- _Problem statement_
Your job is to restate each entry word for word.

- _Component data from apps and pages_
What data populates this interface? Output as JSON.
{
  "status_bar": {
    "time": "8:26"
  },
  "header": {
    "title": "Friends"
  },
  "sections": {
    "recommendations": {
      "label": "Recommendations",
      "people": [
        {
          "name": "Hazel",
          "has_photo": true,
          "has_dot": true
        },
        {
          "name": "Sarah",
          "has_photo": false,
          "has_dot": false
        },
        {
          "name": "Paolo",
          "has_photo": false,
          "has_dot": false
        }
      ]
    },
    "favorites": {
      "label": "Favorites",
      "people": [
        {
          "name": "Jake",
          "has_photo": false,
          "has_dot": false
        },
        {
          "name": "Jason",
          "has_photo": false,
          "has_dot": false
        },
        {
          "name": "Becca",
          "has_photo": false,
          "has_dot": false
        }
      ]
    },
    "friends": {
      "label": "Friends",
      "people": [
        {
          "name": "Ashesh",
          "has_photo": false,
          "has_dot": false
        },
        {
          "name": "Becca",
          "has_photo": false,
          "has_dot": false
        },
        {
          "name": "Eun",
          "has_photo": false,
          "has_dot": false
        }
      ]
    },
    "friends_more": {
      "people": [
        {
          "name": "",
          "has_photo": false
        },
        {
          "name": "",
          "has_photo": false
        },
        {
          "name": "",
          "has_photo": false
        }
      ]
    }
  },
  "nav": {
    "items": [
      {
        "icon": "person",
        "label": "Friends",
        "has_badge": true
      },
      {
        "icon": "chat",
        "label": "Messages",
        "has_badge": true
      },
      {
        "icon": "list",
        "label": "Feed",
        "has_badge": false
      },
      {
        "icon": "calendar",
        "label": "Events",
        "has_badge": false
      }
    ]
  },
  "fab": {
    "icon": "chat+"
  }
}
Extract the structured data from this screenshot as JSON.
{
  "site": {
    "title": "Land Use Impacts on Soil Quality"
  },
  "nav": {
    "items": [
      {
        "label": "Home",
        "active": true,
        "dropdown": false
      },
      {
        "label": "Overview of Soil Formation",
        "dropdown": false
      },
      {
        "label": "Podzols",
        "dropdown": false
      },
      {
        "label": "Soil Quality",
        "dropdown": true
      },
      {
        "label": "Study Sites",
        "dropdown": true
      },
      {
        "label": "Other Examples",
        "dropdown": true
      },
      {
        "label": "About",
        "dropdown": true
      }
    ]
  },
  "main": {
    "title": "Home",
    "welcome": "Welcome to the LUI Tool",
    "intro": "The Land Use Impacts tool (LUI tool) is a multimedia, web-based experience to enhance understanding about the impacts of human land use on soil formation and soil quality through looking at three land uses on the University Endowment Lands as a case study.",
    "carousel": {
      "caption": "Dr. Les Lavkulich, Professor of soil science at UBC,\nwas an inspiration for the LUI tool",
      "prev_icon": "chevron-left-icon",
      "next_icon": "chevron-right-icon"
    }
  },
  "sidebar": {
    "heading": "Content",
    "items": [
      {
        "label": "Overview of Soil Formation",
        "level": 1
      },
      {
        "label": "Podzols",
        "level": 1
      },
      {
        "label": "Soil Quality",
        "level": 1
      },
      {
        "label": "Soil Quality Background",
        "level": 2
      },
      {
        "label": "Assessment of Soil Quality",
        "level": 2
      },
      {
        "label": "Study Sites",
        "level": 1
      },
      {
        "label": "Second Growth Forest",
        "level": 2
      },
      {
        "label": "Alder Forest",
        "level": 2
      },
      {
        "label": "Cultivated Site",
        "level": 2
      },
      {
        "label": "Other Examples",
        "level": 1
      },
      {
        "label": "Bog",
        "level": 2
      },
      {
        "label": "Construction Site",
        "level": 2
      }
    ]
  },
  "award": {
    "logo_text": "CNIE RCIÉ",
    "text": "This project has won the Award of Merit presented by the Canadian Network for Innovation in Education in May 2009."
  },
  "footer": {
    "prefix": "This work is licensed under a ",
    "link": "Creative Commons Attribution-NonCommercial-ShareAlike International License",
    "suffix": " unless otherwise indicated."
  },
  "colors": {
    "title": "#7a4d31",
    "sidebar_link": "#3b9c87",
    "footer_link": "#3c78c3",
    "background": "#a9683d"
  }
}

- _Result of this exercise_
What data populates this interface? Output as JSON.
{
  "status_bar": {
    "time": "8:26"
  },
  "header": {
    "title": "Friends"
  },
  "sections": {
    "recommendations": {
      "label": "Recommendations",
      "people": [
        {
          "name": "Hazel",
          "has_photo": true,
          "has_dot": true
        },
        {
          "name": "Sarah",
          "has_photo": false,
          "has_dot": false
        },
        {
          "name": "Paolo",
          "has_photo": false,
          "has_dot": false
        }
      ]
    },
    "favorites": {
      "label": "Favorites",
      "people": [
        {
          "name": "Jake",
          "has_photo": false,
          "has_dot": false
        },
        {
          "name": "Jason",
          "has_photo": false,
          "has_dot": false
        },
        {
          "name": "Becca",
          "has_photo": false,
          "has_dot": false
        }
      ]
    },
    "friends": {
      "label": "Friends",
      "people": [
        {
          "name": "Ashesh",
          "has_photo": false,
          "has_dot": false
        },
        {
          "name": "Becca",
          "has_photo": false,
          "has_dot": false
        },
        {
          "name": "Eun",
          "has_photo": false,
          "has_dot": false
        }
      ]
    },
    "friends_more": {
      "people": [
        {
          "name": "",
          "has_photo": false
        },
        {
          "name": "",
          "has_photo": false
        },
        {
          "name": "",
          "has_photo": false
        }
      ]
    }
  },
  "nav": {
    "items": [
      {
        "icon": "person",
        "label": "Friends",
        "has_badge": true
      },
      {
        "icon": "chat",
        "label": "Messages",
        "has_badge": true
      },
      {
        "icon": "list",
        "label": "Feed",
        "has_badge": false
      },
      {
        "icon": "calendar",
        "label": "Events",
        "has_badge": false
      }
    ]
  },
  "fab": {
    "icon": "chat+"
  }
}
Extract the structured data from this screenshot as JSON.
{
  "site": {
    "title": "Land Use Impacts on Soil Quality"
  },
  "nav": {
    "items": [
      {
        "label": "Home",
        "active": true,
        "dropdown": false
      },
      {
        "label": "Overview of Soil Formation",
        "dropdown": false
      },
      {
        "label": "Podzols",
        "dropdown": false
      },
      {
        "label": "Soil Quality",
        "dropdown": true
      },
      {
        "label": "Study Sites",
        "dropdown": true
      },
      {
        "label": "Other Examples",
        "dropdown": true
      },
      {
        "label": "About",
        "dropdown": true
      }
    ]
  },
  "main": {
    "title": "Home",
    "welcome": "Welcome to the LUI Tool",
    "intro": "The Land Use Impacts tool (LUI tool) is a multimedia, web-based experience to enhance understanding about the impacts of human land use on soil formation and soil quality through looking at three land uses on the University Endowment Lands as a case study.",
    "carousel": {
      "caption": "Dr. Les Lavkulich, Professor of soil science at UBC,\nwas an inspiration for the LUI tool",
      "prev_icon": "chevron-left-icon",
      "next_icon": "chevron-right-icon"
    }
  },
  "sidebar": {
    "heading": "Content",
    "items": [
      {
        "label": "Overview of Soil Formation",
        "level": 1
      },
      {
        "label": "Podzols",
        "level": 1
      },
      {
        "label": "Soil Quality",
        "level": 1
      },
      {
        "label": "Soil Quality Background",
        "level": 2
      },
      {
        "label": "Assessment of Soil Quality",
        "level": 2
      },
      {
        "label": "Study Sites",
        "level": 1
      },
      {
        "label": "Second Growth Forest",
        "level": 2
      },
      {
        "label": "Alder Forest",
        "level": 2
      },
      {
        "label": "Cultivated Site",
        "level": 2
      },
      {
        "label": "Other Examples",
        "level": 1
      },
      {
        "label": "Bog",
        "level": 2
      },
      {
        "label": "Construction Site",
        "level": 2
      }
    ]
  },
  "award": {
    "logo_text": "CNIE RCIÉ",
    "text": "This project has won the Award of Merit presented by the Canadian Network for Innovation in Education in May 2009."
  },
  "footer": {
    "prefix": "This work is licensed under a ",
    "link": "Creative Commons Attribution-NonCommercial-ShareAlike International License",
    "suffix": " unless otherwise indicated."
  },
  "colors": {
    "title": "#7a4d31",
    "sidebar_link": "#3b9c87",
    "footer_link": "#3c78c3",
    "background": "#a9683d"
  }
}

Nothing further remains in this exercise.